What steps can management take to impress during a crisis? Pretty’s earliest report (1993) noted shareholder value was influenced initially by the market’s estimate of financial loss from a crisis. The longer-term factor, though, was management behavior.

The 2000 study said value creation factors are “strong, visible leadership” from the CEO; “swift, credible” action to rectify the crisis; “accurate and well-coordinated communications;” and a “sensitive” understanding of the importance of rebuilding trust and how difficult it will be.

The 2018 study says the power of social media, technology and culture are contributing factors in how brands can emerge as winners from crises.

First, in a social media world, to “have any chance of recovering shareholder value and being a member of the winning portfolio, requires that crisis communications be not just swift, but instant and global.” This, of course, isn’t easy when complete information is unavailable instantly. Still, with the market’s quick evaluation of response, the report believes this is the best course.

Second, cultural norms have shifted. Most stakeholders assume that companies should atone “conspicuously” for their mistakes. “In some cases,” the report says, “this can be done only, social responsibility...directly associated with the crisis.”

Facebook’s Quick Response to Its Data Breach

As we said at the outset, Facebook’s prompt announcement of its Sept. 25 data breach should turn out to be a wise move. Certainly other companies have delayed announcing cyber crimes for a variety of reasons. Given the findings of the report, particularly that the market makes an assumption on average within five days about whether or not a brand is a winner or loser in a crisis, Pretty argues prompt response is the correct course.

With data breaches, another factor is in play. There’s an assumption that brands can elude a long-term share price impact from a prominent data breach. She believes this assumption is based on commentators looking at “isolated examples without modeling.” Her conclusion is “the evidence [in this report] suggests otherwise” and that a prompt, transparent response is the correct course with any crisis, including a data breach.

The changes in shareholder value (see chart 3) are similar to those seen with the full portfolio of crises.

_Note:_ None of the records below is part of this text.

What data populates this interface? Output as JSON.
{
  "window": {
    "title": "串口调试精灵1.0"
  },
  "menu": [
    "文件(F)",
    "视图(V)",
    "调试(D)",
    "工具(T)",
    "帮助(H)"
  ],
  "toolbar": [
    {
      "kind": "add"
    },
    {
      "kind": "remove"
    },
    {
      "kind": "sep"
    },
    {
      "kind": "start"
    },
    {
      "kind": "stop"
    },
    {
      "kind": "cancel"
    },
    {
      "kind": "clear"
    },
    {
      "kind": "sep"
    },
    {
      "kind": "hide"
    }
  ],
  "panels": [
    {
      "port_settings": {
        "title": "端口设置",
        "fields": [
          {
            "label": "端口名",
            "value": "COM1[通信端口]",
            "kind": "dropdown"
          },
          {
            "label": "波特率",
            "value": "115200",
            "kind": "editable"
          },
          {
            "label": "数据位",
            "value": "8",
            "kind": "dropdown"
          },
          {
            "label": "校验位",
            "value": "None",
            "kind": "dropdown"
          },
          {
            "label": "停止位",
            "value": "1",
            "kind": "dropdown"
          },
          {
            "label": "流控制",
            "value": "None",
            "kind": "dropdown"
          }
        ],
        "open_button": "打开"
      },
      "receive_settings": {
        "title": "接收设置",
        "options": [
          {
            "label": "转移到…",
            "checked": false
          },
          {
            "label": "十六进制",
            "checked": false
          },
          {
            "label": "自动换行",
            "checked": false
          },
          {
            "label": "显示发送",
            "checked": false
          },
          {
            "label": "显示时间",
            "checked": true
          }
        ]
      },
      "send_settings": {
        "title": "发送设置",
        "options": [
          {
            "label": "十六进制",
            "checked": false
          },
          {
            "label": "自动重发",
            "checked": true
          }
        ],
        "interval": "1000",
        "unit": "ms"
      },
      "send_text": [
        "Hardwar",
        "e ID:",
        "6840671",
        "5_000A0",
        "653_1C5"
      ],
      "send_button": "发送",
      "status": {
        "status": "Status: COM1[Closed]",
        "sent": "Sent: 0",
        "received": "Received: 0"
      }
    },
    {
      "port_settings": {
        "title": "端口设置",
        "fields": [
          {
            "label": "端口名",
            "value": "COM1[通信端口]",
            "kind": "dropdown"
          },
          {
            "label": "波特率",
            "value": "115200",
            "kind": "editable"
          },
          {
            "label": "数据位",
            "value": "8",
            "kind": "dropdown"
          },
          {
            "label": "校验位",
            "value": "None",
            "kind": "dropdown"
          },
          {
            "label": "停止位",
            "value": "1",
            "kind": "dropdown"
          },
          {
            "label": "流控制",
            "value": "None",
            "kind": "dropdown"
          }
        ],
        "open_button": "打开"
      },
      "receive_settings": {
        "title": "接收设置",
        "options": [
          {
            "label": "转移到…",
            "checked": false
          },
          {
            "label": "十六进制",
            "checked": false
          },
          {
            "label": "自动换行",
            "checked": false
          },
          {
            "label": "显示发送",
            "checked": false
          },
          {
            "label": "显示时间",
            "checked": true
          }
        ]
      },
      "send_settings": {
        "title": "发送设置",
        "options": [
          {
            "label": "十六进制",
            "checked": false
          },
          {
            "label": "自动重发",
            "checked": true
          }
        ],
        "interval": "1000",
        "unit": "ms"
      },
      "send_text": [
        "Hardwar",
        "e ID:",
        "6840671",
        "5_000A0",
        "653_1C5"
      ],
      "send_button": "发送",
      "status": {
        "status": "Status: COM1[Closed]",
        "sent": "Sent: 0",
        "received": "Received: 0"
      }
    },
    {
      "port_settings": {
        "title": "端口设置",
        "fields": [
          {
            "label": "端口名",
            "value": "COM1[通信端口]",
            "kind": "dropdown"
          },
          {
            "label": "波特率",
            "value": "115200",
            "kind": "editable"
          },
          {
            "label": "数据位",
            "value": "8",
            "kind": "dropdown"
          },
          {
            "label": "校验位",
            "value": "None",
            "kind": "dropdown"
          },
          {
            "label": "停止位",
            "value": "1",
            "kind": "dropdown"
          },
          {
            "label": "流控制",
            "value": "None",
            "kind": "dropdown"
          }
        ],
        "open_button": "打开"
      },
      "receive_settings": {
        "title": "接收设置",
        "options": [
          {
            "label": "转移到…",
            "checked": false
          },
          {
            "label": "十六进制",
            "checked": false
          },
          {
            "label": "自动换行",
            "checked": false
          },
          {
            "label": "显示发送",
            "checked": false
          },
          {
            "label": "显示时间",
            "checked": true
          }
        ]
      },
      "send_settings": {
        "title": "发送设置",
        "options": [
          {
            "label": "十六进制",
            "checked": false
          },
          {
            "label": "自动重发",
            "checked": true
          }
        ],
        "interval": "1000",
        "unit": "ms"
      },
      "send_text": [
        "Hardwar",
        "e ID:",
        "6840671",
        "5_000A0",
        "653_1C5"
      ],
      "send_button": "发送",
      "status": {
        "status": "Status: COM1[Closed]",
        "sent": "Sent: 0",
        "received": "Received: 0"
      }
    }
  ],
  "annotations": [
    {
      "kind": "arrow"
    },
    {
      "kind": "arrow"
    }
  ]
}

This indicates the importance of considering cyber crimes when making crisis preparation plans, the report concludes.

This graph shows cyber attacks included in the 2018 study and how they influence shareholder value. As we saw earlier, the brands are divided into winners and losers. The winners add on average about 20% of value during the post-crisis year; losers drop about 25% in value. These value changes are similar to those in the full portfolio of crises, indicating the need for considering cyber crime while making crisis preparation plans. “The impact of cyber attack on shareholder value can be substantial and sustained,” the report concludes.

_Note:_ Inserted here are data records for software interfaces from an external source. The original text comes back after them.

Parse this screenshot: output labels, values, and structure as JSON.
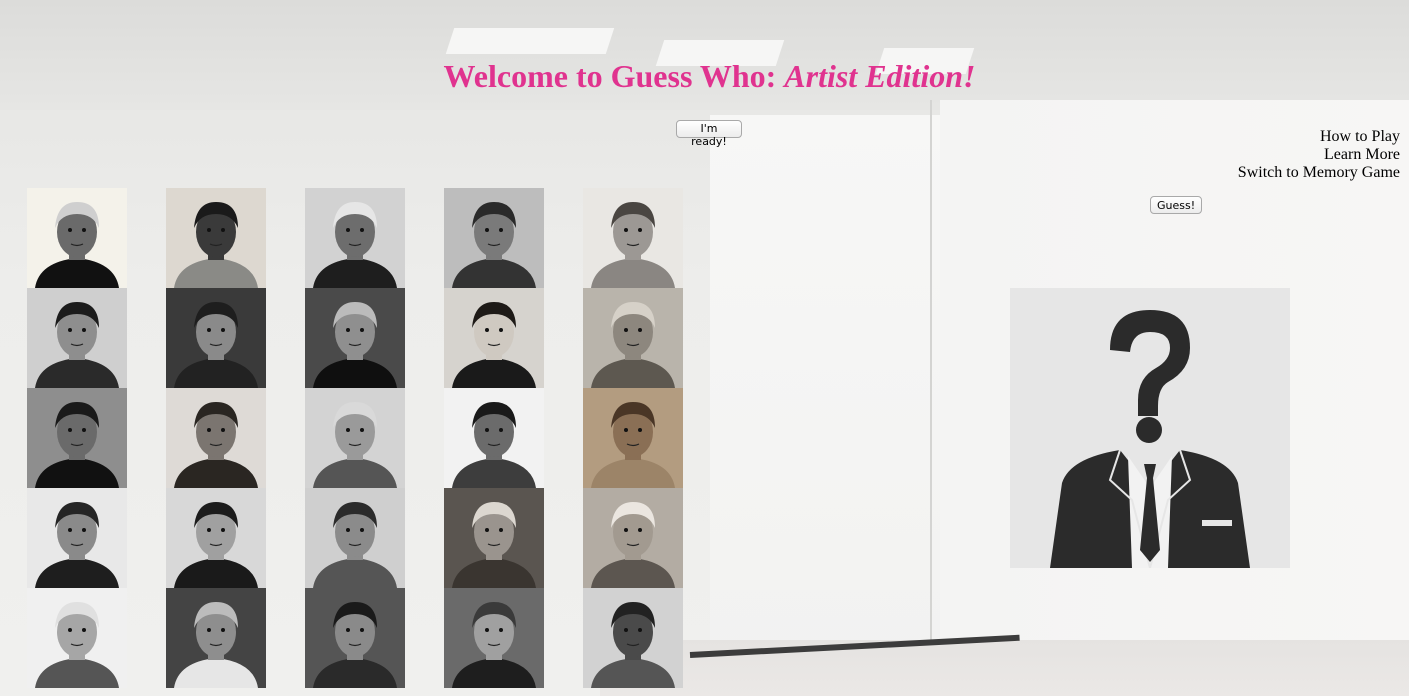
{
  "title": {
    "main": "Welcome to Guess Who: ",
    "emphasis": "Artist Edition!"
  },
  "buttons": {
    "ready": "I'm ready!",
    "guess": "Guess!"
  },
  "menu": [
    "How to Play",
    "Learn More",
    "Switch to Memory Game"
  ],
  "portraits": [
    {
      "bg": "#f4f2ea",
      "skin": "#6a6a6a",
      "hair": "#cfcfcf",
      "cloth": "#111"
    },
    {
      "bg": "#ddd8d0",
      "skin": "#3a3a3a",
      "hair": "#1a1a1a",
      "cloth": "#8a8a86"
    },
    {
      "bg": "#d2d2d2",
      "skin": "#6d6d6d",
      "hair": "#e6e6e6",
      "cloth": "#1e1e1e"
    },
    {
      "bg": "#bdbdbd",
      "skin": "#7a7a7a",
      "hair": "#2a2a2a",
      "cloth": "#333"
    },
    {
      "bg": "#e9e7e3",
      "skin": "#9c9894",
      "hair": "#4a4642",
      "cloth": "#8a8682"
    },
    {
      "bg": "#cfcfcf",
      "skin": "#8e8e8e",
      "hair": "#1c1c1c",
      "cloth": "#2a2a2a"
    },
    {
      "bg": "#3a3a3a",
      "skin": "#8a8a8a",
      "hair": "#1e1e1e",
      "cloth": "#222"
    },
    {
      "bg": "#4a4a4a",
      "skin": "#8f8f8f",
      "hair": "#bbbbbb",
      "cloth": "#0f0f0f"
    },
    {
      "bg": "#d6d3ce",
      "skin": "#cfc9c1",
      "hair": "#1e1a17",
      "cloth": "#1a1a1a"
    },
    {
      "bg": "#b9b4ab",
      "skin": "#8d877e",
      "hair": "#d6d1c8",
      "cloth": "#5d5850"
    },
    {
      "bg": "#8e8e8e",
      "skin": "#6a6a6a",
      "hair": "#1a1a1a",
      "cloth": "#111"
    },
    {
      "bg": "#dedad6",
      "skin": "#7b7570",
      "hair": "#2a2622",
      "cloth": "#2a2622"
    },
    {
      "bg": "#d3d3d3",
      "skin": "#9a9a9a",
      "hair": "#d9d9d9",
      "cloth": "#555"
    },
    {
      "bg": "#f2f2f2",
      "skin": "#6b6b6b",
      "hair": "#1a1a1a",
      "cloth": "#3d3d3d"
    },
    {
      "bg": "#b39c80",
      "skin": "#8a6f55",
      "hair": "#4a3626",
      "cloth": "#9c8468"
    },
    {
      "bg": "#e8e8e8",
      "skin": "#8a8a8a",
      "hair": "#252525",
      "cloth": "#1e1e1e"
    },
    {
      "bg": "#d8d8d8",
      "skin": "#a0a0a0",
      "hair": "#1c1c1c",
      "cloth": "#1a1a1a"
    },
    {
      "bg": "#cfcfcf",
      "skin": "#8b8b8b",
      "hair": "#2b2b2b",
      "cloth": "#555"
    },
    {
      "bg": "#5a5550",
      "skin": "#9a948e",
      "hair": "#dcd7d0",
      "cloth": "#3a3530"
    },
    {
      "bg": "#b3aca3",
      "skin": "#a29a90",
      "hair": "#ebe6e0",
      "cloth": "#5c5650"
    },
    {
      "bg": "#f0f0f0",
      "skin": "#a6a6a6",
      "hair": "#e0e0e0",
      "cloth": "#555"
    },
    {
      "bg": "#444",
      "skin": "#8e8e8e",
      "hair": "#bcbcbc",
      "cloth": "#e6e6e6"
    },
    {
      "bg": "#555",
      "skin": "#8a8a8a",
      "hair": "#1a1a1a",
      "cloth": "#2a2a2a"
    },
    {
      "bg": "#6a6a6a",
      "skin": "#a0a0a0",
      "hair": "#3a3a3a",
      "cloth": "#1e1e1e"
    },
    {
      "bg": "#d2d2d2",
      "skin": "#4a4a4a",
      "hair": "#222",
      "cloth": "#555"
    }
  ]
}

Note: This content appeared originally in PR News, October 2018. For subscription information, please visit:

Seth Arenstein is editor of PR News.  Follow him: @skarenstein